Up to 40 claimants will give evidence across the course of the hearing, beginning with Te Kaunihera Māori o Aotearoa – the New Zealand Māori Council......
See full article HERE

Waikato Regional Council chairman faces backlash over 'offensive' Māori comments
A Waikato politician who claimed the country’s future development could be jeopardised by Māori is being called on to formally apologise.

While discussing the Government’s three waters reform, Rimmington said the changes will result in Māori controlling water in Waikato and others being at their “beck and call”.

Such an arrangement could “jeopardise the future development of our great country,” he said......
See full article HERE

Delta has become a Māori pandemic, Waitangi Tribunal hearing told
“Delta has very quickly become a Māori pandemic,” National Hauora Coalition chief executive Simon Royal told a special hearing of the Waitangi Tribunal into the Government’s Covid-19 response which began on Monday.

“It cannot be consistent with Te Tiriti for the Crown to adopt policies that are considered to provide New Zealand with a reasonable level of protection, but which leave Māori exposed to a greater level of harm.”.....
See full article HERE 

Monday December 6, 2021 

The Crown buys privately-owned waterfront property claimed by Northland iwi 
Yesterday, Minister of Treaty Settlements Andrew Little and Crown-Maori Relations Minister Kelvin Davis turned up at that property to confirm the land had been bought by the Crown and was on track to being returned to the iwi.

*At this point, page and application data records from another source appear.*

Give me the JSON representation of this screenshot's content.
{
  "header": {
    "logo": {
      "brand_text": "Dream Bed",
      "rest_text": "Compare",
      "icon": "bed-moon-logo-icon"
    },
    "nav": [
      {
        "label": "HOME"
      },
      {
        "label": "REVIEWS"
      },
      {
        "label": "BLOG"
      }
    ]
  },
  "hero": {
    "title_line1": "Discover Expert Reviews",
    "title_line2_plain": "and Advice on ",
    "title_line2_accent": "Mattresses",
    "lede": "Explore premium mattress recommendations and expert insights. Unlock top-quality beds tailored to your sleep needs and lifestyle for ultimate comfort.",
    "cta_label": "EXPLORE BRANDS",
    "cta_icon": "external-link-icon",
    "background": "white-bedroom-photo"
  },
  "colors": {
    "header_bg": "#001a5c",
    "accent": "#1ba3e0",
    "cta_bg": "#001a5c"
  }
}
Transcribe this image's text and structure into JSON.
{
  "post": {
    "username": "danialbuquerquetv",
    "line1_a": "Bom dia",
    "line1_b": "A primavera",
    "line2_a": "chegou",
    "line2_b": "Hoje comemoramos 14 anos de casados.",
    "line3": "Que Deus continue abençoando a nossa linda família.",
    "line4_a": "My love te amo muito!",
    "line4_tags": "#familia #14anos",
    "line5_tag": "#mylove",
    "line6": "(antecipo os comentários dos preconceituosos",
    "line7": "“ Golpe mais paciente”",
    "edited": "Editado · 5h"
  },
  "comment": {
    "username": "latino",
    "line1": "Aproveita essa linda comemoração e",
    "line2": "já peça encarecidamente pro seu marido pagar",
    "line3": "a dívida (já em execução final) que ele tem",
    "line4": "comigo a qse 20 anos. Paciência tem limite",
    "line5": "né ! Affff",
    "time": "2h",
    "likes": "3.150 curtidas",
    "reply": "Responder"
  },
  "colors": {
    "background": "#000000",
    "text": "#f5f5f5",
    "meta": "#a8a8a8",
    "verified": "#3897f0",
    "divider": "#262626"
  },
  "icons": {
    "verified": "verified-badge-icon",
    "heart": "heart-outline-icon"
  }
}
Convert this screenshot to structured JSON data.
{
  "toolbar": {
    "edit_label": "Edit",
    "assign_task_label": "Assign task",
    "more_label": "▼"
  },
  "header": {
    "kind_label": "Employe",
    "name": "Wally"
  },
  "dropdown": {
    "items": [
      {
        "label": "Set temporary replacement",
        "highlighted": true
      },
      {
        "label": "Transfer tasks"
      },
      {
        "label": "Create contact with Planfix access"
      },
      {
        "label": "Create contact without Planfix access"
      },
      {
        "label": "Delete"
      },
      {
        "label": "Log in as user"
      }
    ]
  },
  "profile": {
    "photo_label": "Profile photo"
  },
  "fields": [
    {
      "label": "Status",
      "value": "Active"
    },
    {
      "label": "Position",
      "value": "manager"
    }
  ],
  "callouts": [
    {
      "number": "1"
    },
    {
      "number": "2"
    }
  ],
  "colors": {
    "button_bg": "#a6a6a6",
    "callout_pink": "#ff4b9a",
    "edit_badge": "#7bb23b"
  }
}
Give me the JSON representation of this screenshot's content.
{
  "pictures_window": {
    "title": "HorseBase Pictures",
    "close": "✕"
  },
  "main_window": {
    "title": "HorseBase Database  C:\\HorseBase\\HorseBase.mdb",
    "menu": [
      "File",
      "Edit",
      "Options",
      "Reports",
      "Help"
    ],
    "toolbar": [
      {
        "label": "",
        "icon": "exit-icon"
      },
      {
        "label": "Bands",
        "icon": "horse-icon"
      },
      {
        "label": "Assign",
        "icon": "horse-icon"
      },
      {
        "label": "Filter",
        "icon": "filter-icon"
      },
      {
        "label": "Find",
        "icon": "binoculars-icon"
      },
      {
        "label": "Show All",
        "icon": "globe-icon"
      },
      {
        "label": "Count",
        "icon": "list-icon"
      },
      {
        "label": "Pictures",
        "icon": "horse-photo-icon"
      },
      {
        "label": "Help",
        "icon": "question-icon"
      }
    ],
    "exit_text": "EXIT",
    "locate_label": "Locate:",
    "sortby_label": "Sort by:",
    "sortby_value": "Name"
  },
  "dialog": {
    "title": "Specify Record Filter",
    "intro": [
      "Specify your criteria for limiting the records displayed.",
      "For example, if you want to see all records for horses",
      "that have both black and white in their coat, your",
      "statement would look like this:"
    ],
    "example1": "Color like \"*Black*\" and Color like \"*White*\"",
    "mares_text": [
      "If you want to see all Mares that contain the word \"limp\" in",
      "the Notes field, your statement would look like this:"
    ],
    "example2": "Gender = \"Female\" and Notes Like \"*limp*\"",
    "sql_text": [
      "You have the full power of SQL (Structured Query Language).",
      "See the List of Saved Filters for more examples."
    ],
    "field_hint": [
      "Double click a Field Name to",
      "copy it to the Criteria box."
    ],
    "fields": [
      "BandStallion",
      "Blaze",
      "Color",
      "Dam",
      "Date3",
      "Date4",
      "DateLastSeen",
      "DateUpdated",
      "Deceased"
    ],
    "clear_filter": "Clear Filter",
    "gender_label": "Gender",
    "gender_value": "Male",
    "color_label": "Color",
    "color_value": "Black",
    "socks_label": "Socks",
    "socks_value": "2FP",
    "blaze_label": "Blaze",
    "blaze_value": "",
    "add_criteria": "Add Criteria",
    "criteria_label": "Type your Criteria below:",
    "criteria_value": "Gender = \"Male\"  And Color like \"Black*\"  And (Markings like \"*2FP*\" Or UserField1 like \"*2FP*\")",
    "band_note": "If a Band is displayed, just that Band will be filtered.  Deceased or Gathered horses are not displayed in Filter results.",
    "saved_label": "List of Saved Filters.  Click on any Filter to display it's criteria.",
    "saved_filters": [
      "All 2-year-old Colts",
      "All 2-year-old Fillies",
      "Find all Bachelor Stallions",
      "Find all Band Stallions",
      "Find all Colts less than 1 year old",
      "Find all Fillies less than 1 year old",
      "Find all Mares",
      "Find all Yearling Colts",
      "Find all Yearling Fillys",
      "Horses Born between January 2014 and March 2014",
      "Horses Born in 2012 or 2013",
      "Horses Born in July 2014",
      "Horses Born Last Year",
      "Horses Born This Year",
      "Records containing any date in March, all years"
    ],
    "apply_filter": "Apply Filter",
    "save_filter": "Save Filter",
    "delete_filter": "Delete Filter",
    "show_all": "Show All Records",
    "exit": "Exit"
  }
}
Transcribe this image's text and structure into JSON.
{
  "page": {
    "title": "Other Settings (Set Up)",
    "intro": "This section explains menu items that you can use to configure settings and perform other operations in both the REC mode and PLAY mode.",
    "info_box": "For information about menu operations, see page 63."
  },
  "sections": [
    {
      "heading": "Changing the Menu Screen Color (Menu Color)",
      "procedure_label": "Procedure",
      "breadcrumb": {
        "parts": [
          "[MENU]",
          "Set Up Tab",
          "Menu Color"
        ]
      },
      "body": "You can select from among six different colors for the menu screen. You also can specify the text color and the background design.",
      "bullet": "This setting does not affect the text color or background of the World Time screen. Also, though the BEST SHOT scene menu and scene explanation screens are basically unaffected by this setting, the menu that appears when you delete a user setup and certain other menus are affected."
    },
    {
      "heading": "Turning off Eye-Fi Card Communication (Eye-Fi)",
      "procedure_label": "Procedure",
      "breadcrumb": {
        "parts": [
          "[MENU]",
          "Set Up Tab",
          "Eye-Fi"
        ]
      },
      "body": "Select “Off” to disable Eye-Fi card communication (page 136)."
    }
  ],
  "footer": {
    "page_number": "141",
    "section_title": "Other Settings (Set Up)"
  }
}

It appears a new signal New Zealand is experiencing a seismic shift in resolution of land disputes. Where once the focus was Crown land and not private, the goalposts have been shifted.

"There is a long journey to go yet," Little told Ngati Kahu during the speeches which followed a powerful and passionate powhiri.

As Popata indicated during speeches. "There's another 10,000 to 20,000 hectares that still needs to come back. Once we go home and get energised, we might just sit ourselves somewhere else.".....
See full article HERE

Police commissioner bullied by iwi
“Police Commissioner Andrew Coster has confirmed that Police have given into demands of iwi rather than upholding the law,” says ACT Leader David Seymour.

“In an interview with media yesterday, the man in charge of our Police said ‘it’s better to maintain legal checkpoints than have iwi groups operate their own illegal checkpoints instead.’

“What the Police Commissioner should have said is: ‘The Bill of Rights guarantees freedom of movement. The New Zealand Police will uphold this right, we retain all options for ensuring that is so. If you’re thinking of creating illegal checkpoints, you may find your summer is more indoors that you planned.’......
See full article HERE

Luxon: Te Tiriti about partnership, not co-governance
Christopher Luxon says he interprets tino rangatiratanga within Te Tiriti as partnership, not co-governance, and says New Zealand should be governed under one system.

He said targeted support should be needs-based, rather than based on ethnicity......
See full article HERE

Code Red for Health – by Dr Muriel Newman.

Legal Opinion: Pae Ora (Healthy Futures) Bill – Gary Judd QC

Rangatiratanga and immigration

This is going to hurt

A survivor’s account of the torching of Rangiaowhia

Entangled with the land 

This Breaking Views Update monitors race relations in the media on a weekly basis. A summary of new material being added is emailed out during the week - to subscribe (or unsubscribe) to the mailout, please use the form at the top of the Breaking Views sidebar. If you would like to send Letters to the Editor in response to any of these articles, most media addresses can be found HERE

1 comment:

Doug Longmire said...

Maori are human beings. Human nutritional needs.
Not "special people"